§ WORK REQUEST
This exercise asks for every record to be output again exactly.

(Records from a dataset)
============================================================

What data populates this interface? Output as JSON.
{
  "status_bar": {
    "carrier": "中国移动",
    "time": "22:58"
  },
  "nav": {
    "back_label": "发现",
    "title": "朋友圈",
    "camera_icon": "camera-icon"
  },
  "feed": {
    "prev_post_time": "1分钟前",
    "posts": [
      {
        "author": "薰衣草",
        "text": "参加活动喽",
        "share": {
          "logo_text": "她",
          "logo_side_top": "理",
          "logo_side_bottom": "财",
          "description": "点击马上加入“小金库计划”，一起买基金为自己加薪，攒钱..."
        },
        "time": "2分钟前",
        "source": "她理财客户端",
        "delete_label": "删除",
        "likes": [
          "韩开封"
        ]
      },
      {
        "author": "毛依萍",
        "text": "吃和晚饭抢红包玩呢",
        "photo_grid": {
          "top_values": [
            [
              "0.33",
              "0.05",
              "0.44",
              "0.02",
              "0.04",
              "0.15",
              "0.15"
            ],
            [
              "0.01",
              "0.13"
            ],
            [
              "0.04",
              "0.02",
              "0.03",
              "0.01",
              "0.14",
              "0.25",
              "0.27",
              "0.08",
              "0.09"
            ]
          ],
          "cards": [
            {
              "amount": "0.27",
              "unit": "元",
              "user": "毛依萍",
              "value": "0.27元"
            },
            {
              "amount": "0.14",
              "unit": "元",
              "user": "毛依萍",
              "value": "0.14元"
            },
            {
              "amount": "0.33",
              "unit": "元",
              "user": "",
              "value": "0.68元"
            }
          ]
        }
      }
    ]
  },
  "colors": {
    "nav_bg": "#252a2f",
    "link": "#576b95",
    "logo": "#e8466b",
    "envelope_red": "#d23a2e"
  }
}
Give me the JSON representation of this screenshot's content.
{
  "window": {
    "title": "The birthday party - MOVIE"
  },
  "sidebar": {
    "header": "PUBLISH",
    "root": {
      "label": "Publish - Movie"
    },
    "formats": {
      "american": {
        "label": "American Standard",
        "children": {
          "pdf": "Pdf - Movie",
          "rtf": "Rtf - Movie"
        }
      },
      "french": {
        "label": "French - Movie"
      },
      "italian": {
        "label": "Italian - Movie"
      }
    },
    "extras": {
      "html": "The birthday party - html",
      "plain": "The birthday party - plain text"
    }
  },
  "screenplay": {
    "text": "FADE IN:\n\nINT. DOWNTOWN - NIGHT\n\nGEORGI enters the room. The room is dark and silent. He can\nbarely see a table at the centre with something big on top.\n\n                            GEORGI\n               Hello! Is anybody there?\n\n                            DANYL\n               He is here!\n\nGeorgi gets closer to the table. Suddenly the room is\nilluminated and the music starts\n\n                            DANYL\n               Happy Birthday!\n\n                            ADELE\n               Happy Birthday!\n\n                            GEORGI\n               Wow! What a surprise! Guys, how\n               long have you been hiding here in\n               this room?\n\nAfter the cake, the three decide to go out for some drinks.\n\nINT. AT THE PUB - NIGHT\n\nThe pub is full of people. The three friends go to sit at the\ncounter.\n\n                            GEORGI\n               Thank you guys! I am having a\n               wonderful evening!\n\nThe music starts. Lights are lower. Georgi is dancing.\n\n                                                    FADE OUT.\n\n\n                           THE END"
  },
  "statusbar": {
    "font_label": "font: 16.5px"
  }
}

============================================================

§ EXERCISE OUTPUT
What data populates this interface? Output as JSON.
{
  "status_bar": {
    "carrier": "中国移动",
    "time": "22:58"
  },
  "nav": {
    "back_label": "发现",
    "title": "朋友圈",
    "camera_icon": "camera-icon"
  },
  "feed": {
    "prev_post_time": "1分钟前",
    "posts": [
      {
        "author": "薰衣草",
        "text": "参加活动喽",
        "share": {
          "logo_text": "她",
          "logo_side_top": "理",
          "logo_side_bottom": "财",
          "description": "点击马上加入“小金库计划”，一起买基金为自己加薪，攒钱..."
        },
        "time": "2分钟前",
        "source": "她理财客户端",
        "delete_label": "删除",
        "likes": [
          "韩开封"
        ]
      },
      {
        "author": "毛依萍",
        "text": "吃和晚饭抢红包玩呢",
        "photo_grid": {
          "top_values": [
            [
              "0.33",
              "0.05",
              "0.44",
              "0.02",
              "0.04",
              "0.15",
              "0.15"
            ],
            [
              "0.01",
              "0.13"
            ],
            [
              "0.04",
              "0.02",
              "0.03",
              "0.01",
              "0.14",
              "0.25",
              "0.27",
              "0.08",
              "0.09"
            ]
          ],
          "cards": [
            {
              "amount": "0.27",
              "unit": "元",
              "user": "毛依萍",
              "value": "0.27元"
            },
            {
              "amount": "0.14",
              "unit": "元",
              "user": "毛依萍",
              "value": "0.14元"
            },
            {
              "amount": "0.33",
              "unit": "元",
              "user": "",
              "value": "0.68元"
            }
          ]
        }
      }
    ]
  },
  "colors": {
    "nav_bg": "#252a2f",
    "link": "#576b95",
    "logo": "#e8466b",
    "envelope_red": "#d23a2e"
  }
}
Give me the JSON representation of this screenshot's content.
{
  "window": {
    "title": "The birthday party - MOVIE"
  },
  "sidebar": {
    "header": "PUBLISH",
    "root": {
      "label": "Publish - Movie"
    },
    "formats": {
      "american": {
        "label": "American Standard",
        "children": {
          "pdf": "Pdf - Movie",
          "rtf": "Rtf - Movie"
        }
      },
      "french": {
        "label": "French - Movie"
      },
      "italian": {
        "label": "Italian - Movie"
      }
    },
    "extras": {
      "html": "The birthday party - html",
      "plain": "The birthday party - plain text"
    }
  },
  "screenplay": {
    "text": "FADE IN:\n\nINT. DOWNTOWN - NIGHT\n\nGEORGI enters the room. The room is dark and silent. He can\nbarely see a table at the centre with something big on top.\n\n                            GEORGI\n               Hello! Is anybody there?\n\n                            DANYL\n               He is here!\n\nGeorgi gets closer to the table. Suddenly the room is\nilluminated and the music starts\n\n                            DANYL\n               Happy Birthday!\n\n                            ADELE\n               Happy Birthday!\n\n                            GEORGI\n               Wow! What a surprise! Guys, how\n               long have you been hiding here in\n               this room?\n\nAfter the cake, the three decide to go out for some drinks.\n\nINT. AT THE PUB - NIGHT\n\nThe pub is full of people. The three friends go to sit at the\ncounter.\n\n                            GEORGI\n               Thank you guys! I am having a\n               wonderful evening!\n\nThe music starts. Lights are lower. Georgi is dancing.\n\n                                                    FADE OUT.\n\n\n                           THE END"
  },
  "statusbar": {
    "font_label": "font: 16.5px"
  }
}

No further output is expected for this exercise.